Cinnicot – Cinnicot have white spines with light beige and cinnamon banded, making them lighter than chocolate hedgehogs. They have a light face and mask.
Apricot – Apricot are lighter than cinnicot again, with a pink nose and unmasked face. They have red eyes.
We don’t specifically breed for colour here at Reptile Cymru. We select the parents based on good health, strong genes and ensuring they are unrelated rather than aiming for specific colour outcomes. The gene pool in the UK is quite small, and one thing I worry about when using a small genetic pool to create specific colours is that there will not be enough genetic diversity to ensure good health over many generations.
When buying any hedgehog it’s always good to feel confident that the breeder has the best health not just of the parents and these offspring, but the future of hedgehog keeping in the UK in mind as well.
Conclusion, do African Pygmy Hedgehog Make Good Pets?
African Pygmy Hedgehogs are easy to care for and make an excellent exotic pet. They’re an alternative to a rabbit or guinea pig, but really no extra work when you’ve ensured you have the correct setup. Like any animal they do require time and will be best suited to someone who can spend at least thirty minutes a day on handling and care, but I think they make an absolutely fantastic pet for those who decide to keep them.

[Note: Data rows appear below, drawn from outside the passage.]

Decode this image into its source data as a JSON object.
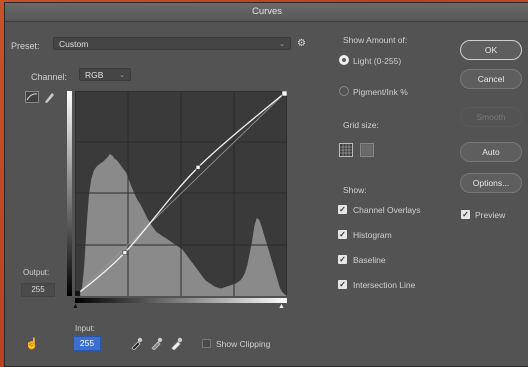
{
  "window": {
    "title": "Curves"
  },
  "preset": {
    "label": "Preset:",
    "value": "Custom"
  },
  "channel": {
    "label": "Channel:",
    "value": "RGB"
  },
  "output": {
    "label": "Output:",
    "value": "255"
  },
  "input": {
    "label": "Input:",
    "value": "255"
  },
  "show_clipping": {
    "label": "Show Clipping",
    "checked": false
  },
  "show_amount": {
    "label": "Show Amount of:",
    "options": [
      {
        "label": "Light  (0-255)",
        "selected": true
      },
      {
        "label": "Pigment/Ink %",
        "selected": false
      }
    ]
  },
  "grid_size": {
    "label": "Grid size:"
  },
  "show": {
    "label": "Show:",
    "items": [
      {
        "label": "Channel Overlays",
        "checked": true
      },
      {
        "label": "Histogram",
        "checked": true
      },
      {
        "label": "Baseline",
        "checked": true
      },
      {
        "label": "Intersection Line",
        "checked": true
      }
    ]
  },
  "buttons": {
    "ok": "OK",
    "cancel": "Cancel",
    "smooth": "Smooth",
    "auto": "Auto",
    "options": "Options..."
  },
  "preview": {
    "label": "Preview",
    "checked": true
  },
  "curve": {
    "points": [
      [
        0,
        0
      ],
      [
        60,
        54
      ],
      [
        148,
        160
      ],
      [
        255,
        255
      ]
    ],
    "histogram": [
      0,
      0,
      2,
      10,
      40,
      90,
      130,
      150,
      160,
      165,
      168,
      170,
      172,
      175,
      178,
      182,
      180,
      176,
      174,
      170,
      166,
      162,
      158,
      150,
      142,
      135,
      128,
      122,
      118,
      112,
      106,
      100,
      95,
      90,
      86,
      82,
      80,
      78,
      76,
      74,
      72,
      70,
      68,
      66,
      64,
      62,
      60,
      56,
      52,
      48,
      44,
      40,
      36,
      32,
      28,
      24,
      20,
      18,
      16,
      14,
      12,
      11,
      10,
      10,
      11,
      12,
      13,
      14,
      15,
      16,
      18,
      20,
      24,
      30,
      40,
      55,
      70,
      90,
      100,
      98,
      90,
      80,
      70,
      60,
      50,
      40,
      30,
      20,
      10,
      5,
      2,
      0
    ]
  }
}
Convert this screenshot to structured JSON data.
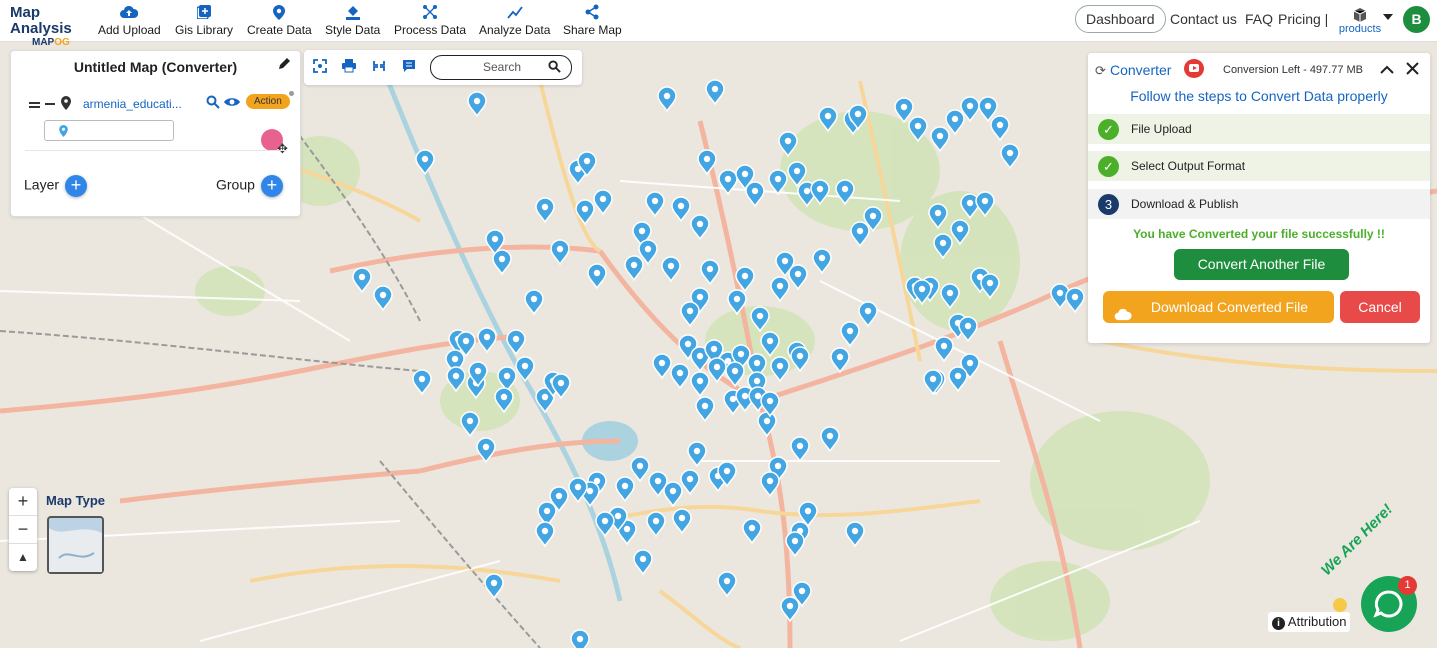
{
  "brand": {
    "line1": "Map Analysis",
    "line2a": "MAP",
    "line2b": "OG"
  },
  "nav": [
    {
      "label": "Add Upload",
      "icon": "cloud-upload-icon"
    },
    {
      "label": "Gis Library",
      "icon": "library-icon"
    },
    {
      "label": "Create Data",
      "icon": "location-pin-icon"
    },
    {
      "label": "Style Data",
      "icon": "paint-bucket-icon"
    },
    {
      "label": "Process Data",
      "icon": "process-icon"
    },
    {
      "label": "Analyze Data",
      "icon": "analyze-icon"
    },
    {
      "label": "Share Map",
      "icon": "share-icon"
    }
  ],
  "top_right": {
    "dashboard": "Dashboard",
    "contact": "Contact us",
    "faq": "FAQ",
    "pricing": "Pricing |",
    "products": "products",
    "avatar": "B"
  },
  "layer_panel": {
    "title": "Untitled Map (Converter)",
    "layer_name": "armenia_educati...",
    "action": "Action",
    "layer_label": "Layer",
    "group_label": "Group"
  },
  "toolbar": {
    "search_placeholder": "Search"
  },
  "converter": {
    "title": "Converter",
    "conversion_left": "Conversion Left - 497.77 MB",
    "instruction": "Follow the steps to Convert Data properly",
    "steps": [
      {
        "label": "File Upload",
        "state": "done"
      },
      {
        "label": "Select Output Format",
        "state": "done"
      },
      {
        "number": "3",
        "label": "Download & Publish",
        "state": "current"
      }
    ],
    "success_message": "You have Converted your file successfully !!",
    "convert_another": "Convert Another File",
    "download": "Download Converted File",
    "cancel": "Cancel"
  },
  "map_controls": {
    "zoom_in": "+",
    "zoom_out": "−",
    "reset_north": "▲",
    "map_type": "Map Type"
  },
  "attribution": "Attribution",
  "chat": {
    "badge": "1",
    "banner": "We Are Here!"
  },
  "colors": {
    "brand_blue": "#1565c0",
    "accent_orange": "#f2a41f",
    "success_green": "#1e8e3e",
    "cancel_red": "#e84a4a",
    "marker_blue": "#43a6e2"
  }
}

If you have any African Pygmy Hedgehog questions that haven’t been answered here, feel free to leave a comment.